Two fallen trees rest on neighbouring houses in Halifax on Sunday, Sept. 8, 2019. THE CANADIAN PRESS/Andrew Vaughan

VIDEO: Crews in Maritimes work to restore power, clear debris left in Dorian’s wake

Nova Scotia Power said nearly 200,000 customers were still waiting for the lights to come back on

Post-tropical storm Dorian may have departed Atlantic Canada but the scars it inflicted across the region with its hurricane strength wind gusts and torrential rain will take some time to heal.

Utility companies in Nova Scotia, New Brunswick, P.E.I. and Newfoundland and Labrador are facing a massive task in restoring electricity to hundreds of thousands of customers left in the dark as Dorian flattened trees that pulled down power poles across a vast area. And the huge amount of tangled debris littering streets is now making the work of utility crews that much harder.

Nova Scotia Power reported early Monday morning that nearly 200,000 of its customers were still waiting to be reconnected, while thousands more in the other Atlantic provinces faced a similar fate.

On Sunday, N.S. Power C.E.O Karen Hutt called the situation a “worst case scenario.”

READ MORE: Bahamian students in B.C. can only watch and wait Hurricane Dorian aftermath

She said that even with the help of utility crews from Quebec, Ontario, New Brunswick, Florida and Maine it would likely be next week before the lights are back on in all areas of the province.

Those crews are also being assisted by Canadian Armed Forces personnel who are helping clear roads so utility vehicles can get to job sites.

Many schools across Nova Scotia will be closed today, and emergency officials have been urging people in hard hit areas to stay home — both for their own safety and to give cleanup crews more elbow-room to work.

The Canadian Press

Like us on Facebook and follow us on Twitter

Just Posted

Algae bloom killing farmed fish on Vancouver Island’s West Coast

DFO says four Cermaq Canada salmon farms affected, fish not infectious

BC Hydro plans emergency power outage in Ucluelet on Friday

The outage is not expected to impact Tofino or the Ucluelet First Nation community of Hitacu.

New vice principal loving life at Ucluelet Elementary School

“I’m enjoying getting to know all the teachers and staff.”

‘Finding Solitude’ film premieres in Tofino and Ucluelet

“This film is about protecting our lands.”

School District 70 proposes new school names, asks for public feedback

Board of education suggests new names for the district and two of its schools

PHOTOS: NHL honours B.C. grandma’s battle against cancer in special match

Shea Theodore’s grandmother Kay Darlington dropped the puck at a special ‘Hockey Fights Cancer’ game

University of Victoria threatens any athletes who speak about rowing coach probe

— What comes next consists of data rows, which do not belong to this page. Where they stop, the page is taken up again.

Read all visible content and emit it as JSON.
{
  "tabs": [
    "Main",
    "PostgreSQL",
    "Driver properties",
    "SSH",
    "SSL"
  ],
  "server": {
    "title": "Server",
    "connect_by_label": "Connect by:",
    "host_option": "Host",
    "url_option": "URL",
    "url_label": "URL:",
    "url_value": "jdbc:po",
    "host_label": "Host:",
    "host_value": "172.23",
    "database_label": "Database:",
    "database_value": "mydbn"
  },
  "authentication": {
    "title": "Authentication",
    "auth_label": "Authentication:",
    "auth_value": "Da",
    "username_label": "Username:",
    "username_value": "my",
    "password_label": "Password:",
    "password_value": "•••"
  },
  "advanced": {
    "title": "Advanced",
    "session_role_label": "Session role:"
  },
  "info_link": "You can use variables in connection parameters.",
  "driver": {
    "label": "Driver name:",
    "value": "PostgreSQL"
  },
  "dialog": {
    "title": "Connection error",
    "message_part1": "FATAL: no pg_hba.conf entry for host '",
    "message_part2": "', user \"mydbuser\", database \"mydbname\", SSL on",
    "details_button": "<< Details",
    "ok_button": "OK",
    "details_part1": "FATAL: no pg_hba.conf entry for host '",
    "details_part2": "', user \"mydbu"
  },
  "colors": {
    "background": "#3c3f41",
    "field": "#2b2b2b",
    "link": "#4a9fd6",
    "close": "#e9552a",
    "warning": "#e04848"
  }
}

Barney Williams has been accused of harassment and abuse

B.C.’s largest catholic archdiocese names 9 clergymen in sex abuse report; probes ongoing

Vancouver Archdioces presides over 443,000 parishoners in B.C.

Eagles congregate around Salish Sea for one last feast before period of famine

Mountainaire Avian Rescue Society preparing to receive birds in need of care

Smudging in B.C. classroom did not affect Christian family’s faith, says school district lawyer

Lawyers make closing arguments in a Port Alberni case about the Indigenous cultural practice

Canadian Forces member charged with possessing magic mushrooms in Comox

Master Cpl. Joshua Alexander, with the 407 Maritime Patrol Squadron, facing two drug related charges

Most B.C. residents, including those hit by 2018 storms, not prepared for outages: report

Create an emergency kit, BC Hydro says, and report all outages or downed lines

Study finds microplastics in all remote Arctic beluga whales tested

Lead author Rhiannon Moore says she wasn’t expecting to see so many microplastics so far north

Services needed in B.C. for early-onset Alzheimer’s disease patients: doctor, advocates

More patients are being diagnosed with Alzheimer’s at an earlier age

Most Read